WHAT YOU WILL DO:
Restate the records below word for word.

Page and application data records
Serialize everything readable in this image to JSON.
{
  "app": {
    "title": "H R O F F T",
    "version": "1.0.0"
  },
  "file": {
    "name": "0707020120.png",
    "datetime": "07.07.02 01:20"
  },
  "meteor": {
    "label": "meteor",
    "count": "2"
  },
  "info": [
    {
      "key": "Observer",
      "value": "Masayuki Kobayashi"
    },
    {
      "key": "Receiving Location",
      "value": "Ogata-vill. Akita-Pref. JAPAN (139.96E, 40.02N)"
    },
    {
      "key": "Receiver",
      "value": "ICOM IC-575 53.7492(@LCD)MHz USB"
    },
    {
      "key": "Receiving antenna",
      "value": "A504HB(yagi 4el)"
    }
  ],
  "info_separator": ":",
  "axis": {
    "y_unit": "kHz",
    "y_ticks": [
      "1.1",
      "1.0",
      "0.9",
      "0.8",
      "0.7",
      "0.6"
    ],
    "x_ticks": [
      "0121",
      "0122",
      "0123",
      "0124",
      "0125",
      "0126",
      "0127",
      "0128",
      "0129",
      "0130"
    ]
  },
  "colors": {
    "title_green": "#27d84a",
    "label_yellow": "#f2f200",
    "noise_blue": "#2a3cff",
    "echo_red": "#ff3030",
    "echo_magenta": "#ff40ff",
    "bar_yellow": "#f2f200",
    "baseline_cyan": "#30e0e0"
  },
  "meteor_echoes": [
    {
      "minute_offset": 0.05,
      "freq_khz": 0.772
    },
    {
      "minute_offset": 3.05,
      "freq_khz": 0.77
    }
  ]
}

TASK ANSWER:
Serialize everything readable in this image to JSON.
{
  "app": {
    "title": "H R O F F T",
    "version": "1.0.0"
  },
  "file": {
    "name": "0707020120.png",
    "datetime": "07.07.02 01:20"
  },
  "meteor": {
    "label": "meteor",
    "count": "2"
  },
  "info": [
    {
      "key": "Observer",
      "value": "Masayuki Kobayashi"
    },
    {
      "key": "Receiving Location",
      "value": "Ogata-vill. Akita-Pref. JAPAN (139.96E, 40.02N)"
    },
    {
      "key": "Receiver",
      "value": "ICOM IC-575 53.7492(@LCD)MHz USB"
    },
    {
      "key": "Receiving antenna",
      "value": "A504HB(yagi 4el)"
    }
  ],
  "info_separator": ":",
  "axis": {
    "y_unit": "kHz",
    "y_ticks": [
      "1.1",
      "1.0",
      "0.9",
      "0.8",
      "0.7",
      "0.6"
    ],
    "x_ticks": [
      "0121",
      "0122",
      "0123",
      "0124",
      "0125",
      "0126",
      "0127",
      "0128",
      "0129",
      "0130"
    ]
  },
  "colors": {
    "title_green": "#27d84a",
    "label_yellow": "#f2f200",
    "noise_blue": "#2a3cff",
    "echo_red": "#ff3030",
    "echo_magenta": "#ff40ff",
    "bar_yellow": "#f2f200",
    "baseline_cyan": "#30e0e0"
  },
  "meteor_echoes": [
    {
      "minute_offset": 0.05,
      "freq_khz": 0.772
    },
    {
      "minute_offset": 3.05,
      "freq_khz": 0.77
    }
  ]
}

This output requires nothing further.